Saturday, July 28, 2007

Technosurround Hell?

In “Dyepot,” a blog out of Portland, OR, the writer mentions the word technosurround, another neologism from Kim Stanley Robinson (see here). In the blogger’s notes, she explains Robinson’s view that “…This can be overwhelming: too much is like being high or in a shaman-state all the time.”

I ran across the word again myself while I was reading the book and Googled it up. “Dyepot” was the only place it turned up as a single word.

Like Robinson’s previous idea, it struck me there’s a marketing implication in the concept of technosurround – from several directions.

Like one of Robinson’s inspirations, the idea of a world-encompassing, omnipresent advertising presence comes from the novels of Phillip Dick, best expressed on the screen in movies such as “Bladerunner” (1982) and “Minority Report” (2002). Writer Michael Stroud wrote in Wired that in one of the movie’s scenes, fugitive John Anderton (Tom Cruise) is accosted by an interactive video advertisement on a wall: “John Anderton, you could use a Guinness right now.”

The film’s production designer, Alex McDowell, is quoted in Stroud’s article: “There’s a logical progression from the way the Internet works now to more enveloping, environmental advertising that’s networked.” McDowell is describing the growing use of increasingly personalized ads – currently blooming on our Internet.

We’re building the technosurround now. This past Thursday, the Houston chapter of the Business Marketing Association brought the current iteration of the Online Marketing Summit to town. It was well-attended and lively.

One thing was very clear: the Internet is its own industry, like the energy industry and the healthcare industry – and it has its own fairly focused agenda. It’s in the Internet industry’s interest to maximally increase everyone’s involvement with the Worldwide Web.

It means that “web marketers” have become this decade’s version of TV network marketers, and radio network marketers before that: give us all your money and we’ll make sure people pay more attention to your product or your service.

Unlike the technosurrounds previously established by other forms of mass media, the new version is personally interactive, like the cell phone you’re carrying around with you right now – and don’t you wish it was an iPhone?

Danger, Will Robinson: The “Minority Report” theme is that the technosurround eventually captures and tracks each and every one of us – to the detriment of freedom and liberty (two quite different concepts, actually).

The blessing is “social media” and the ability it gives us to rage against the machine, if we’re so inclined. Just like this blog, or even more provocative blogs and other forms of interactive communication. Just remember that if China can control the Web content that its population can access, so can America.

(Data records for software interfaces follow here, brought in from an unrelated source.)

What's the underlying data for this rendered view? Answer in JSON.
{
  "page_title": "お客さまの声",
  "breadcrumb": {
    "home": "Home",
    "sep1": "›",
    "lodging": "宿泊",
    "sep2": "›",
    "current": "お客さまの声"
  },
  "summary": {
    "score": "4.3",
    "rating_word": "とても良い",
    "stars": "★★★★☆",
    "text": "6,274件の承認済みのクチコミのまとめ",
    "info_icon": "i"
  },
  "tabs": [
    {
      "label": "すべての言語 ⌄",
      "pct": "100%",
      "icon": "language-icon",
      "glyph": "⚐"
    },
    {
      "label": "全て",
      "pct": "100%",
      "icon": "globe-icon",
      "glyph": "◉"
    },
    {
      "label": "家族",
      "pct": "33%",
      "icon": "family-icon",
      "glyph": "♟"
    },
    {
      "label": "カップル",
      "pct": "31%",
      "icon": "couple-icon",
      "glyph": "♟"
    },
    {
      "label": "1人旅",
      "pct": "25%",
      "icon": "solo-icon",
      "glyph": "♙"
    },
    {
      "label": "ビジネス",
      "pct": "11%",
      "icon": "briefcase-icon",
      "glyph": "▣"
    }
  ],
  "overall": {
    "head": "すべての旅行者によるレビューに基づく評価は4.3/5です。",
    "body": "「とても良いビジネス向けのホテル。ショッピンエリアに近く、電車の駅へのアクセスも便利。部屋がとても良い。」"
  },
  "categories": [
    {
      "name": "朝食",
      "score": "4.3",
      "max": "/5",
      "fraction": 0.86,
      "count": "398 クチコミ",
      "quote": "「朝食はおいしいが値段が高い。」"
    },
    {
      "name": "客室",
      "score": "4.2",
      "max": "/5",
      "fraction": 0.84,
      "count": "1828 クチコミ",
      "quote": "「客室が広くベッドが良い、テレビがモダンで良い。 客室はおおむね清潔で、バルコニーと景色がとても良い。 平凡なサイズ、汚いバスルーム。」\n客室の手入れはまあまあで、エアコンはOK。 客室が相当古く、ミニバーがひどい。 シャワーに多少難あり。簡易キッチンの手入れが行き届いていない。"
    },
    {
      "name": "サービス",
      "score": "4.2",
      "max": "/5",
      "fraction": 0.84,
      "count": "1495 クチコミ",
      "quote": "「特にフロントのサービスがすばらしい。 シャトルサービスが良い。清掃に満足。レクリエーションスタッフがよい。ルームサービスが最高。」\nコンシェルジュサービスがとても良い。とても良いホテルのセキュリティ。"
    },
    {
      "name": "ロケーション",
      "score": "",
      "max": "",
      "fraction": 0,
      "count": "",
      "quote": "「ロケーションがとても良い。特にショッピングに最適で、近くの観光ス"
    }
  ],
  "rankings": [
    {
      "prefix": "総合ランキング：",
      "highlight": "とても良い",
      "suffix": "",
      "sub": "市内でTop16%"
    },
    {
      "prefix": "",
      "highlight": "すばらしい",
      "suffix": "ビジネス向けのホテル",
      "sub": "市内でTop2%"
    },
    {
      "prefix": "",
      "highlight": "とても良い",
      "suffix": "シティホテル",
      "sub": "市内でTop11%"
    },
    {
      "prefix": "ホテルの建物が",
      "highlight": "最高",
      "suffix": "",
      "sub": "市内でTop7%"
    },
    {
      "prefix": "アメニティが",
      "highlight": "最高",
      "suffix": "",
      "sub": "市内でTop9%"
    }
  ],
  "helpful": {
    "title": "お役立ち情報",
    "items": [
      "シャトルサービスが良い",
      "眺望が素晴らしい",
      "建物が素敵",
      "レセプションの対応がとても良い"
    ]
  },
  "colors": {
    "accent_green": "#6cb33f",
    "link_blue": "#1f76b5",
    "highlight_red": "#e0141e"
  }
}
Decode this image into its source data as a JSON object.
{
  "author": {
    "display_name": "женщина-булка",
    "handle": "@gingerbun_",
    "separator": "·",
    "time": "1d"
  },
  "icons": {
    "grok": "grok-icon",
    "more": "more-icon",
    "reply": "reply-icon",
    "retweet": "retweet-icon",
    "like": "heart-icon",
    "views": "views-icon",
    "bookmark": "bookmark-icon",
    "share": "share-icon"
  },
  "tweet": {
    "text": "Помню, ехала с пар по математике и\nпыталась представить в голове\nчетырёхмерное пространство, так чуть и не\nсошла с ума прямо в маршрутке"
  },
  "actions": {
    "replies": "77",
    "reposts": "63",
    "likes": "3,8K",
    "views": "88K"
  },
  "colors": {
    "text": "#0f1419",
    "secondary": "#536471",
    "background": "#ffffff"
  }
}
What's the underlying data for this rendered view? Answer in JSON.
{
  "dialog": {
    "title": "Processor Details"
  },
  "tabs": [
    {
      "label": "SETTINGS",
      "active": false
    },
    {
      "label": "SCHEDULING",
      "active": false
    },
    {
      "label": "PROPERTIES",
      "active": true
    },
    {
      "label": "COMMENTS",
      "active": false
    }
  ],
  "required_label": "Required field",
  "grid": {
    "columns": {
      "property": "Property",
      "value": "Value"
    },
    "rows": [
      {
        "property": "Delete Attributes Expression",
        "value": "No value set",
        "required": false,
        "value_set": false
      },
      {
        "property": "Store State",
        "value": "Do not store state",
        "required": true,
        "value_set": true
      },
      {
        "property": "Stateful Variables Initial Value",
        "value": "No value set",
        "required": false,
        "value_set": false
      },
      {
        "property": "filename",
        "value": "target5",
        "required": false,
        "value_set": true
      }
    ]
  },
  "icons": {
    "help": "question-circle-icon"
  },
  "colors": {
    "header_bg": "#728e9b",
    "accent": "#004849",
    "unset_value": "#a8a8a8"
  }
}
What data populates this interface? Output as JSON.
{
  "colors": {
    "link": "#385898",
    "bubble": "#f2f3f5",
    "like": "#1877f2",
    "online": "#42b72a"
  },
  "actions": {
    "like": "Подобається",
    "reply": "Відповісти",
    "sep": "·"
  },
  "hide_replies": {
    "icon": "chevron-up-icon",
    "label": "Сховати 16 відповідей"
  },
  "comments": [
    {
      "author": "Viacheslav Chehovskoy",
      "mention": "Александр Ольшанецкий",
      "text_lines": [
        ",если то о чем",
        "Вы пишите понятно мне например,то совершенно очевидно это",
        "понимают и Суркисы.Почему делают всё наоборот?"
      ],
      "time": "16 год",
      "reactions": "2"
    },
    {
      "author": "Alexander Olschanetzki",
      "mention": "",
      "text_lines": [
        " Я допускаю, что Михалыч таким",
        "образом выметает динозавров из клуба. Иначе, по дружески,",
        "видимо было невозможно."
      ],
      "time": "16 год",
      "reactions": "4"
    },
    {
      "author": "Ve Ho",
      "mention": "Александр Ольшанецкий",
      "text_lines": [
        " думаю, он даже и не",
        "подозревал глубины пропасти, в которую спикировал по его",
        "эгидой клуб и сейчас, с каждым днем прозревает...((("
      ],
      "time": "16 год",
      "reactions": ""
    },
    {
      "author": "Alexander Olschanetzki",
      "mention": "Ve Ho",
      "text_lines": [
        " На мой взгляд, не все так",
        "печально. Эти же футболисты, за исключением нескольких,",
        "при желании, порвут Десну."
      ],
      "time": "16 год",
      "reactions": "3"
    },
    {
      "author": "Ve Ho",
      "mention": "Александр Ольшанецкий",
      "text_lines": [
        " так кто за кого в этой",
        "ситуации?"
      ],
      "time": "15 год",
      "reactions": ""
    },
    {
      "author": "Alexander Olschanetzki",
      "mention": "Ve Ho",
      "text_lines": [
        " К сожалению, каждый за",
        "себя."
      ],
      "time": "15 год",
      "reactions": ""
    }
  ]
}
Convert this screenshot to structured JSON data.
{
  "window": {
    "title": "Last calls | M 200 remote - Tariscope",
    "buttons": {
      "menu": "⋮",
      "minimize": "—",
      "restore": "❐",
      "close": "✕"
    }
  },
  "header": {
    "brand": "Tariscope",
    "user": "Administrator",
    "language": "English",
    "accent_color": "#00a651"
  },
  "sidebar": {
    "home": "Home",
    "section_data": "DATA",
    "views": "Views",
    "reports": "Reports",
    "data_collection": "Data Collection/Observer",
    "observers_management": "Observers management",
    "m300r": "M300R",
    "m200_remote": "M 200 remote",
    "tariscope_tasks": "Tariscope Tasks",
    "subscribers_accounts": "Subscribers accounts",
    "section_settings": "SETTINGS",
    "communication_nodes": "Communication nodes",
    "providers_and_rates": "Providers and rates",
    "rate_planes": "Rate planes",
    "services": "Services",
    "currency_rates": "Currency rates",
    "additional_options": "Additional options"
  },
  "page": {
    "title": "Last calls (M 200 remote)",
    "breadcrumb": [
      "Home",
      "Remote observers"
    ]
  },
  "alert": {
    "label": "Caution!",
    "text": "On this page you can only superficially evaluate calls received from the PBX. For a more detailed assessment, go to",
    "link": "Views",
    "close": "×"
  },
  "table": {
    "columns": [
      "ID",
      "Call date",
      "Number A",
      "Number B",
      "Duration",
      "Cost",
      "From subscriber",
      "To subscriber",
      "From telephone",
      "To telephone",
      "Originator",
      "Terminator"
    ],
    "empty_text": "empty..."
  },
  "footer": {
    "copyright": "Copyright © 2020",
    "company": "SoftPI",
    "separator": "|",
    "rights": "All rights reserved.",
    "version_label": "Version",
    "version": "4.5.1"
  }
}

I’m torn. On the one hand, I welcome the integration of social media with Web marketing…it’s a powerful way to enact the Stakeholder Rule© on behalf of companies and institutions. On the other hand, I absolutely, positively do not want Amazon (for example) to be all that familiar with my reading habits or any of my other idiosyncracies. Technosurround be damned.

“Richard Laurence Baron, you could use a Guinness right now.”

Above, a futuristic Reebok ad from “Minority Report.” “Stakeholder Rule” © Richard Laurence Baron. All rights reserved.

1 comment:

compostmoi said...

And I ,becuase of the sheer strength o fyour writing ability, will soon become a fan of your blog and its writings on advertising,et al...I am so glad it's all now at my fingertips thanks to the Vienna feed thng Peter put on my easy to click and read you for this idea that "they" have us sorted out: to late, it's done...I cannot imagine more ways for :them" to know more about us than they already do know...WE ARE KNOWN! And, thereby , sold to...and "they" think "they" know our souls, but "the"y don't...only our neuroses.